#### [Task statement]
Your output should be an exact copy of the records, with no pictures in it.

#### [Dataset entries]

_ _ _ _

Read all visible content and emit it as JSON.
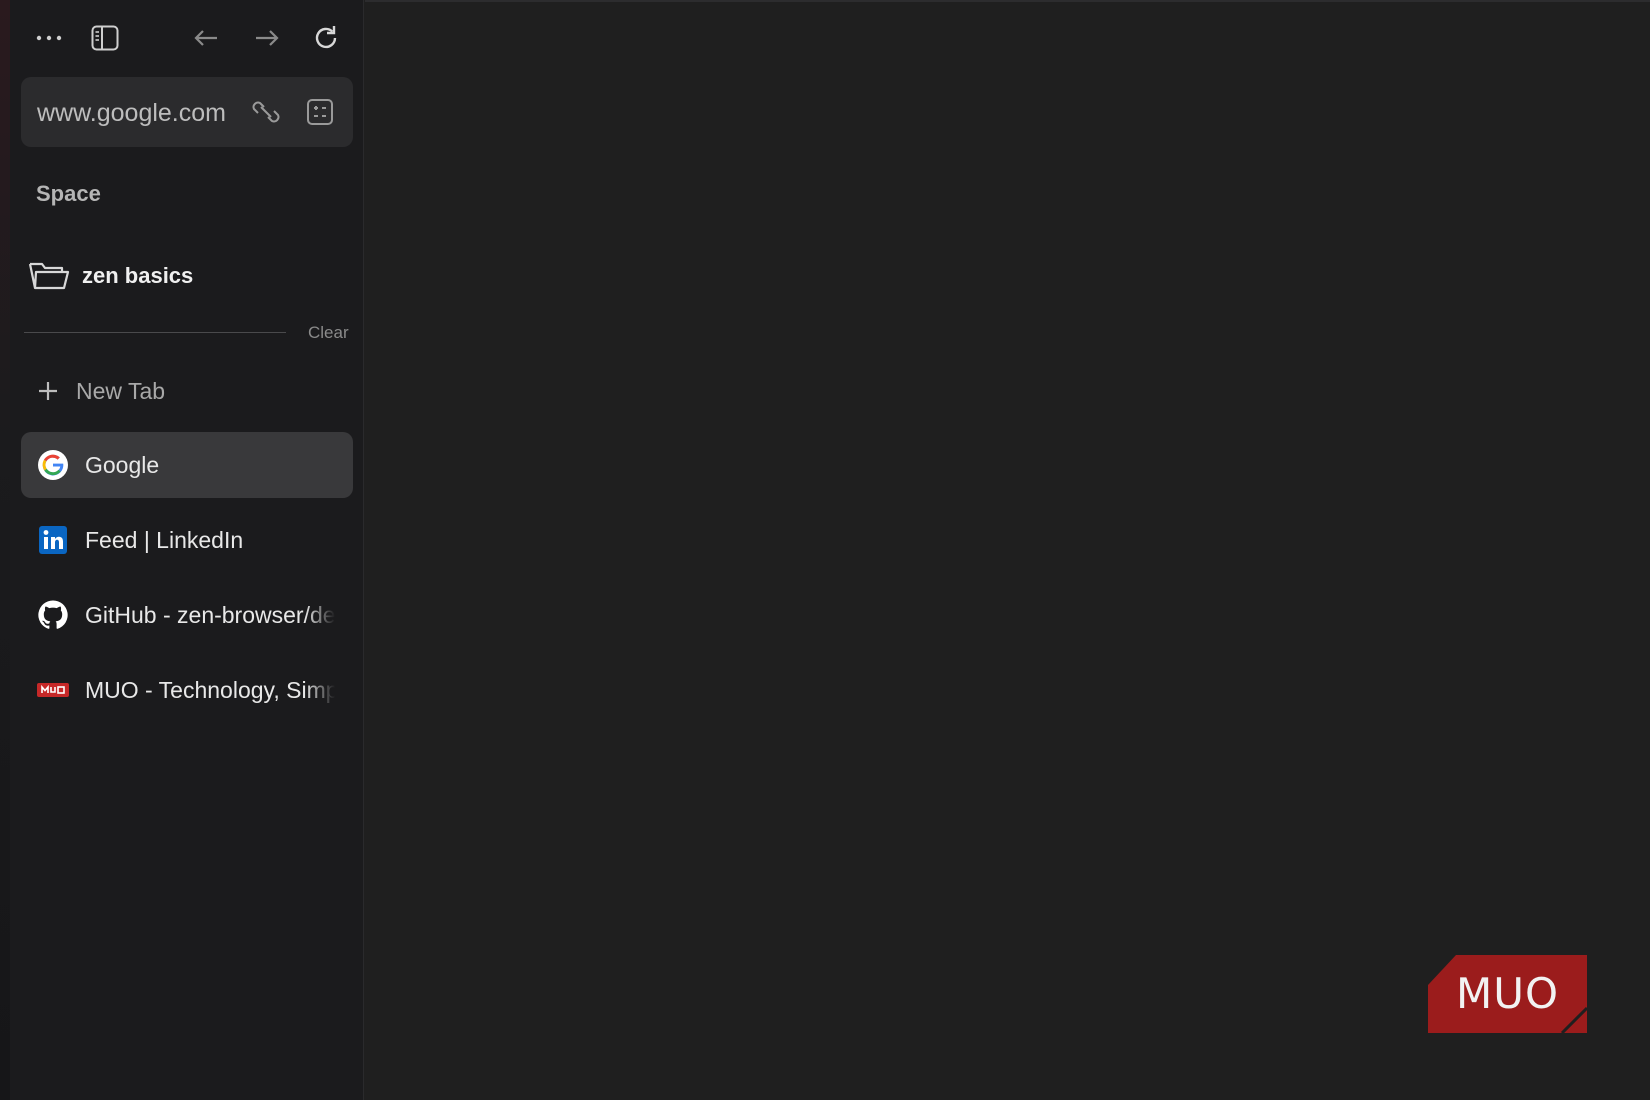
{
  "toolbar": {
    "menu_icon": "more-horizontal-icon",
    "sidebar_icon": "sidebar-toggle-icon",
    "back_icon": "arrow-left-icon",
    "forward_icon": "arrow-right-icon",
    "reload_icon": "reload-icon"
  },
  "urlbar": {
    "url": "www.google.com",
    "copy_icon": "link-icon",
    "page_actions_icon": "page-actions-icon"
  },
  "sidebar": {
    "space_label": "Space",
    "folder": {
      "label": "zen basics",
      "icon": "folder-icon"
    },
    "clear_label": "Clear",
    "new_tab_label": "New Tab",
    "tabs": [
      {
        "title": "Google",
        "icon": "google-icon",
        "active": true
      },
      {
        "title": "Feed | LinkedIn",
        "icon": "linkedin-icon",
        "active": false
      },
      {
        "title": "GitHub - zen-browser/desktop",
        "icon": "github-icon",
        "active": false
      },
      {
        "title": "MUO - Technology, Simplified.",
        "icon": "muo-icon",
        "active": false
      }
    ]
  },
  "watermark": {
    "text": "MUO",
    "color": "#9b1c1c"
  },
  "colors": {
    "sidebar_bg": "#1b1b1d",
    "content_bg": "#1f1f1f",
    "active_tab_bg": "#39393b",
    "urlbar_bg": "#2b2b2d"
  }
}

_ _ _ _

#### [Answer box]
Read all visible content and emit it as JSON.
{
  "toolbar": {
    "menu_icon": "more-horizontal-icon",
    "sidebar_icon": "sidebar-toggle-icon",
    "back_icon": "arrow-left-icon",
    "forward_icon": "arrow-right-icon",
    "reload_icon": "reload-icon"
  },
  "urlbar": {
    "url": "www.google.com",
    "copy_icon": "link-icon",
    "page_actions_icon": "page-actions-icon"
  },
  "sidebar": {
    "space_label": "Space",
    "folder": {
      "label": "zen basics",
      "icon": "folder-icon"
    },
    "clear_label": "Clear",
    "new_tab_label": "New Tab",
    "tabs": [
      {
        "title": "Google",
        "icon": "google-icon",
        "active": true
      },
      {
        "title": "Feed | LinkedIn",
        "icon": "linkedin-icon",
        "active": false
      },
      {
        "title": "GitHub - zen-browser/desktop",
        "icon": "github-icon",
        "active": false
      },
      {
        "title": "MUO - Technology, Simplified.",
        "icon": "muo-icon",
        "active": false
      }
    ]
  },
  "watermark": {
    "text": "MUO",
    "color": "#9b1c1c"
  },
  "colors": {
    "sidebar_bg": "#1b1b1d",
    "content_bg": "#1f1f1f",
    "active_tab_bg": "#39393b",
    "urlbar_bg": "#2b2b2d"
  }
}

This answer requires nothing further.